What is the number of lines in this data that contain the word "chevron"? Give the number alone.

**Raw data**
^^^^

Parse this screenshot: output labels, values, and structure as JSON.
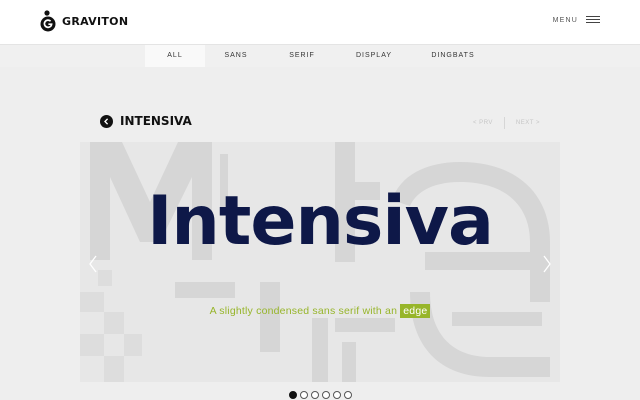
{
  "header": {
    "logo_name": "GRAVITON",
    "menu_label": "MENU"
  },
  "filters": [
    {
      "label": "ALL",
      "active": true
    },
    {
      "label": "SANS",
      "active": false
    },
    {
      "label": "SERIF",
      "active": false
    },
    {
      "label": "DISPLAY",
      "active": false
    },
    {
      "label": "DINGBATS",
      "active": false
    }
  ],
  "font_page": {
    "title": "INTENSIVA",
    "prev_label": "< PRV",
    "next_label": "NEXT >"
  },
  "slide": {
    "font_name": "Intensiva",
    "tagline_prefix": "A slightly condensed sans serif with an",
    "tagline_highlight": "edge"
  },
  "pagination": {
    "total": 6,
    "active_index": 0
  },
  "colors": {
    "accent_green": "#97b52a",
    "title_navy": "#0e1848",
    "background": "#eeeeee"
  },
  "icons": {
    "logo": "graviton-logo-icon",
    "menu": "hamburger-icon",
    "back": "chevron-left-circle-icon",
    "slide_prev": "chevron-left-icon",
    "slide_next": "chevron-right-icon"
  }
}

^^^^

**Exercise answer**
3